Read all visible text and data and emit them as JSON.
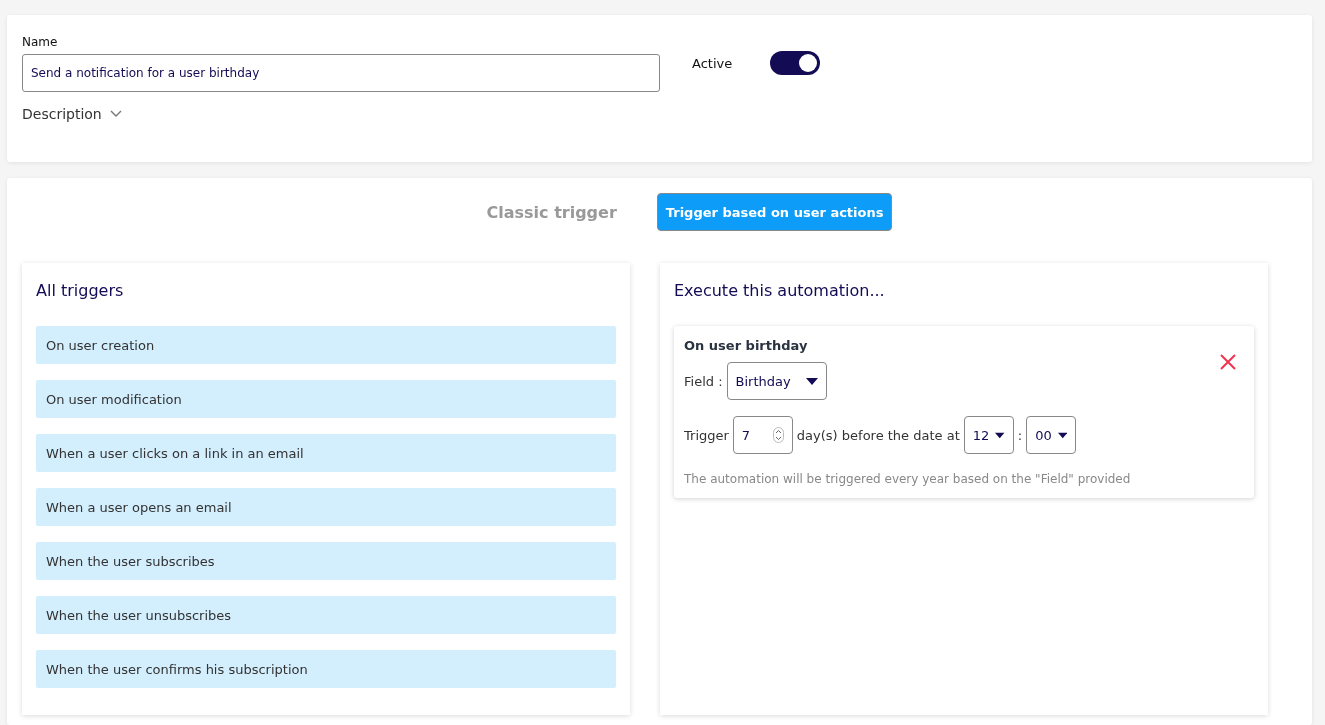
{
  "name_field": {
    "label": "Name",
    "value": "Send a notification for a user birthday"
  },
  "active": {
    "label": "Active",
    "on": true
  },
  "description": {
    "label": "Description",
    "expanded": false
  },
  "tabs": [
    {
      "label": "Classic trigger",
      "selected": false
    },
    {
      "label": "Trigger based on user actions",
      "selected": true
    }
  ],
  "all_triggers": {
    "title": "All triggers",
    "items": [
      "On user creation",
      "On user modification",
      "When a user clicks on a link in an email",
      "When a user opens an email",
      "When the user subscribes",
      "When the user unsubscribes",
      "When the user confirms his subscription"
    ]
  },
  "execute": {
    "title": "Execute this automation...",
    "card": {
      "title": "On user birthday",
      "field_label": "Field :",
      "field_value": "Birthday",
      "trigger_label": "Trigger",
      "days_value": "7",
      "days_text": "day(s) before the date at",
      "hour": "12",
      "separator": ":",
      "minute": "00",
      "note": "The automation will be triggered every year based on the \"Field\" provided"
    }
  }
}
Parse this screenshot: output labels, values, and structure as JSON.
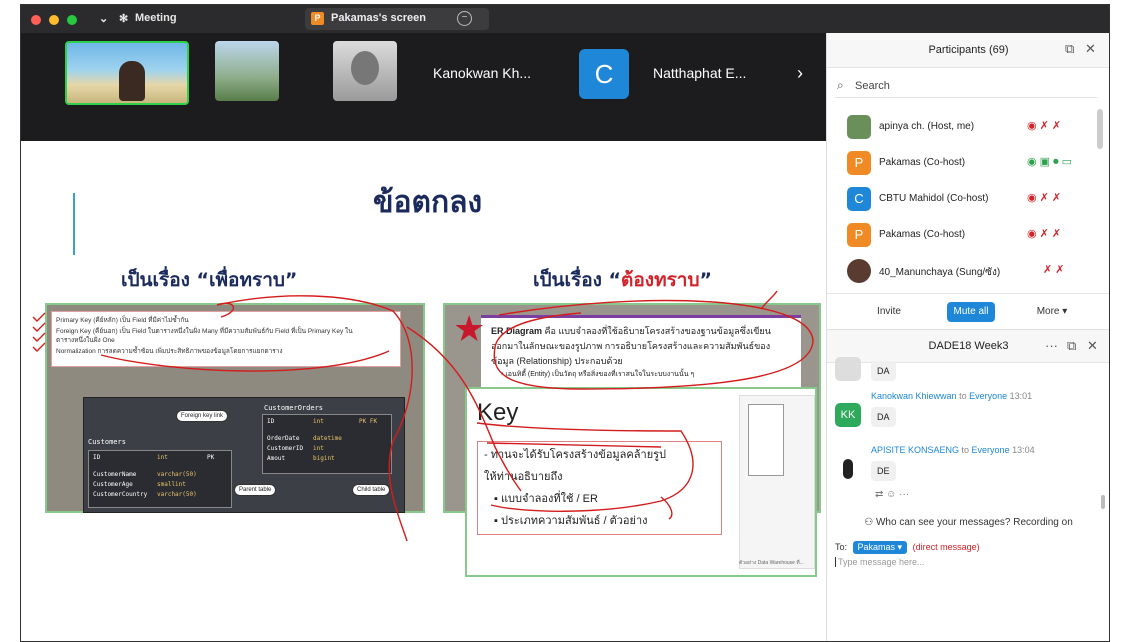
{
  "window": {
    "app_title": "Meeting",
    "screen_tab_label": "Pakamas's screen",
    "screen_tab_initial": "P",
    "min_glyph": "−"
  },
  "video_strip": {
    "names": [
      "Kanokwan Kh...",
      "Natthaphat E..."
    ],
    "c_initial": "C",
    "next_arrow": "›"
  },
  "slide": {
    "title": "ข้อตกลง",
    "left_heading": "เป็นเรื่อง “เพื่อทราบ”",
    "right_heading_prefix": "เป็นเรื่อง “",
    "right_heading_red": "ต้องทราบ",
    "right_heading_suffix": "”",
    "left_lines": [
      "Primary Key (คีย์หลัก) เป็น Field ที่มีค่าไม่ซ้ำกัน",
      "Foreign Key (คีย์นอก) เป็น Field ในตารางหนึ่งในฝั่ง Many ที่มีความสัมพันธ์กับ Field ที่เป็น Primary Key ใน",
      "ตารางหนึ่งในฝั่ง One",
      "Normalization การลดความซ้ำซ้อน เพิ่มประสิทธิภาพของข้อมูลโดยการแยกตาราง"
    ],
    "diagram": {
      "orders_title": "CustomerOrders",
      "customers_title": "Customers",
      "fk_label": "Foreign key link",
      "parent_label": "Parent table",
      "child_label": "Child table",
      "orders_rows": [
        {
          "k": "ID",
          "t": "int",
          "f": "PK FK"
        },
        {
          "k": "OrderDate",
          "t": "datetime",
          "f": ""
        },
        {
          "k": "CustomerID",
          "t": "int",
          "f": ""
        },
        {
          "k": "Amout",
          "t": "bigint",
          "f": ""
        }
      ],
      "customer_rows": [
        {
          "k": "ID",
          "t": "int",
          "f": "PK"
        },
        {
          "k": "CustomerName",
          "t": "varchar(50)",
          "f": ""
        },
        {
          "k": "CustomerAge",
          "t": "smallint",
          "f": ""
        },
        {
          "k": "CustomerCountry",
          "t": "varchar(50)",
          "f": ""
        }
      ]
    },
    "er_lead": "ER Diagram",
    "er_text_1": " คือ แบบจำลองที่ใช้อธิบายโครงสร้างของฐานข้อมูลซึ่งเขียน",
    "er_text_2": "ออกมาในลักษณะของรูปภาพ การอธิบายโครงสร้างและความสัมพันธ์ของ",
    "er_text_3": "ข้อมูล (Relationship) ประกอบด้วย",
    "er_bullet": "• เอนทิตี้ (Entity) เป็นวัตถุ หรือสิ่งของที่เราสนใจในระบบงานนั้น ๆ",
    "key_title": "Key",
    "key_lines": [
      "- ท่านจะได้รับโครงสร้างข้อมูลคล้ายรูป",
      "ให้ท่านอธิบายถึง",
      "▪  แบบจำลองที่ใช้ / ER",
      "▪  ประเภทความสัมพันธ์ / ตัวอย่าง"
    ],
    "thumb_caption": "ตัวอย่าง Data Warehouse ที่..."
  },
  "participants": {
    "title": "Participants (69)",
    "popout_glyph": "⧉",
    "close_glyph": "✕",
    "search_placeholder": "Search",
    "search_glyph": "⌕",
    "rows": [
      {
        "name": "apinya ch. (Host, me)",
        "initial": "",
        "color": "#6b8f5a",
        "icons": "◉  ✗  ✗"
      },
      {
        "name": "Pakamas (Co-host)",
        "initial": "P",
        "color": "#f08a24",
        "icons": "◉ ▣  ⏺  ▭"
      },
      {
        "name": "CBTU Mahidol (Co-host)",
        "initial": "C",
        "color": "#1e87d8",
        "icons": "◉  ✗  ✗"
      },
      {
        "name": "Pakamas (Co-host)",
        "initial": "P",
        "color": "#f08a24",
        "icons": "◉  ✗  ✗"
      },
      {
        "name": "40_Manunchaya (Sung/ซัง)",
        "initial": "",
        "color": "#5a3b30",
        "icons": "✗  ✗"
      }
    ],
    "invite_label": "Invite",
    "mute_all_label": "Mute all",
    "more_label": "More ▾"
  },
  "chat": {
    "title": "DADE18 Week3",
    "more_glyph": "···",
    "popout_glyph": "⧉",
    "close_glyph": "✕",
    "messages": [
      {
        "sender": "",
        "to": "",
        "time": "",
        "text": "DA",
        "initial": "",
        "color": "#ccc"
      },
      {
        "sender": "Kanokwan Khiewwan",
        "to": " to ",
        "target": "Everyone",
        "time": "  13:01",
        "text": "DA",
        "initial": "KK",
        "color": "#2eaa5c"
      },
      {
        "sender": "APISITE KONSAENG",
        "to": " to ",
        "target": "Everyone",
        "time": "  13:04",
        "text": "DE",
        "initial": "",
        "color": "#333"
      }
    ],
    "reactions": "⇄  ☺  ···",
    "who_can_see": "Who can see your messages? Recording on",
    "to_label": "To:",
    "to_chip": "Pakamas ▾",
    "to_dm": "(direct message)",
    "input_placeholder": "Type message here..."
  }
}
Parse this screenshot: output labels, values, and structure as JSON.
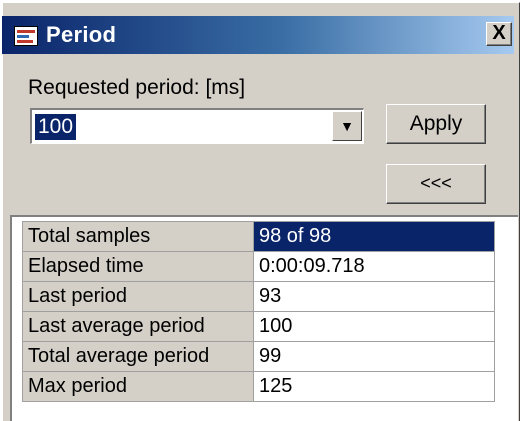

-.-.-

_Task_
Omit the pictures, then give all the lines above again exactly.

_Exercise result_
Read all visible text and data and emit them as JSON.
{
  "name_field": {
    "label": "Name",
    "value": "Send a notification for a user birthday"
  },
  "active": {
    "label": "Active",
    "on": true
  },
  "description": {
    "label": "Description",
    "expanded": false
  },
  "tabs": [
    {
      "label": "Classic trigger",
      "selected": false
    },
    {
      "label": "Trigger based on user actions",
      "selected": true
    }
  ],
  "all_triggers": {
    "title": "All triggers",
    "items": [
      "On user creation",
      "On user modification",
      "When a user clicks on a link in an email",
      "When a user opens an email",
      "When the user subscribes",
      "When the user unsubscribes",
      "When the user confirms his subscription"
    ]
  },
  "execute": {
    "title": "Execute this automation...",
    "card": {
      "title": "On user birthday",
      "field_label": "Field :",
      "field_value": "Birthday",
      "trigger_label": "Trigger",
      "days_value": "7",
      "days_text": "day(s) before the date at",
      "hour": "12",
      "separator": ":",
      "minute": "00",
      "note": "The automation will be triggered every year based on the \"Field\" provided"
    }
  }
}
Parse this screenshot: output labels, values, and structure as JSON.
{
  "window": {
    "app_title": "Meeting",
    "screen_tab_label": "Pakamas's screen",
    "screen_tab_initial": "P",
    "min_glyph": "−"
  },
  "video_strip": {
    "names": [
      "Kanokwan Kh...",
      "Natthaphat E..."
    ],
    "c_initial": "C",
    "next_arrow": "›"
  },
  "slide": {
    "title": "ข้อตกลง",
    "left_heading": "เป็นเรื่อง “เพื่อทราบ”",
    "right_heading_prefix": "เป็นเรื่อง “",
    "right_heading_red": "ต้องทราบ",
    "right_heading_suffix": "”",
    "left_lines": [
      "Primary Key (คีย์หลัก) เป็น Field ที่มีค่าไม่ซ้ำกัน",
      "Foreign Key (คีย์นอก) เป็น Field ในตารางหนึ่งในฝั่ง Many ที่มีความสัมพันธ์กับ Field ที่เป็น Primary Key ใน",
      "ตารางหนึ่งในฝั่ง One",
      "Normalization การลดความซ้ำซ้อน เพิ่มประสิทธิภาพของข้อมูลโดยการแยกตาราง"
    ],
    "diagram": {
      "orders_title": "CustomerOrders",
      "customers_title": "Customers",
      "fk_label": "Foreign key link",
      "parent_label": "Parent table",
      "child_label": "Child table",
      "orders_rows": [
        {
          "k": "ID",
          "t": "int",
          "f": "PK FK"
        },
        {
          "k": "OrderDate",
          "t": "datetime",
          "f": ""
        },
        {
          "k": "CustomerID",
          "t": "int",
          "f": ""
        },
        {
          "k": "Amout",
          "t": "bigint",
          "f": ""
        }
      ],
      "customer_rows": [
        {
          "k": "ID",
          "t": "int",
          "f": "PK"
        },
        {
          "k": "CustomerName",
          "t": "varchar(50)",
          "f": ""
        },
        {
          "k": "CustomerAge",
          "t": "smallint",
          "f": ""
        },
        {
          "k": "CustomerCountry",
          "t": "varchar(50)",
          "f": ""
        }
      ]
    },
    "er_lead": "ER Diagram",
    "er_text_1": " คือ แบบจำลองที่ใช้อธิบายโครงสร้างของฐานข้อมูลซึ่งเขียน",
    "er_text_2": "ออกมาในลักษณะของรูปภาพ การอธิบายโครงสร้างและความสัมพันธ์ของ",
    "er_text_3": "ข้อมูล (Relationship) ประกอบด้วย",
    "er_bullet": "• เอนทิตี้ (Entity) เป็นวัตถุ หรือสิ่งของที่เราสนใจในระบบงานนั้น ๆ",
    "key_title": "Key",
    "key_lines": [
      "- ท่านจะได้รับโครงสร้างข้อมูลคล้ายรูป",
      "ให้ท่านอธิบายถึง",
      "▪  แบบจำลองที่ใช้ / ER",
      "▪  ประเภทความสัมพันธ์ / ตัวอย่าง"
    ],
    "thumb_caption": "ตัวอย่าง Data Warehouse ที่..."
  },
  "participants": {
    "title": "Participants (69)",
    "popout_glyph": "⧉",
    "close_glyph": "✕",
    "search_placeholder": "Search",
    "search_glyph": "⌕",
    "rows": [
      {
        "name": "apinya ch. (Host, me)",
        "initial": "",
        "color": "#6b8f5a",
        "icons": "◉  ✗  ✗"
      },
      {
        "name": "Pakamas (Co-host)",
        "initial": "P",
        "color": "#f08a24",
        "icons": "◉ ▣  ⏺  ▭"
      },
      {
        "name": "CBTU Mahidol (Co-host)",
        "initial": "C",
        "color": "#1e87d8",
        "icons": "◉  ✗  ✗"
      },
      {
        "name": "Pakamas (Co-host)",
        "initial": "P",
        "color": "#f08a24",
        "icons": "◉  ✗  ✗"
      },
      {
        "name": "40_Manunchaya (Sung/ซัง)",
        "initial": "",
        "color": "#5a3b30",
        "icons": "✗  ✗"
      }
    ],
    "invite_label": "Invite",
    "mute_all_label": "Mute all",
    "more_label": "More ▾"
  },
  "chat": {
    "title": "DADE18 Week3",
    "more_glyph": "···",
    "popout_glyph": "⧉",
    "close_glyph": "✕",
    "messages": [
      {
        "sender": "",
        "to": "",
        "time": "",
        "text": "DA",
        "initial": "",
        "color": "#ccc"
      },
      {
        "sender": "Kanokwan Khiewwan",
        "to": " to ",
        "target": "Everyone",
        "time": "  13:01",
        "text": "DA",
        "initial": "KK",
        "color": "#2eaa5c"
      },
      {
        "sender": "APISITE KONSAENG",
        "to": " to ",
        "target": "Everyone",
        "time": "  13:04",
        "text": "DE",
        "initial": "",
        "color": "#333"
      }
    ],
    "reactions": "⇄  ☺  ···",
    "who_can_see": "Who can see your messages? Recording on",
    "to_label": "To:",
    "to_chip": "Pakamas ▾",
    "to_dm": "(direct message)",
    "input_placeholder": "Type message here..."
  }
}
Parse this screenshot: output labels, values, and structure as JSON.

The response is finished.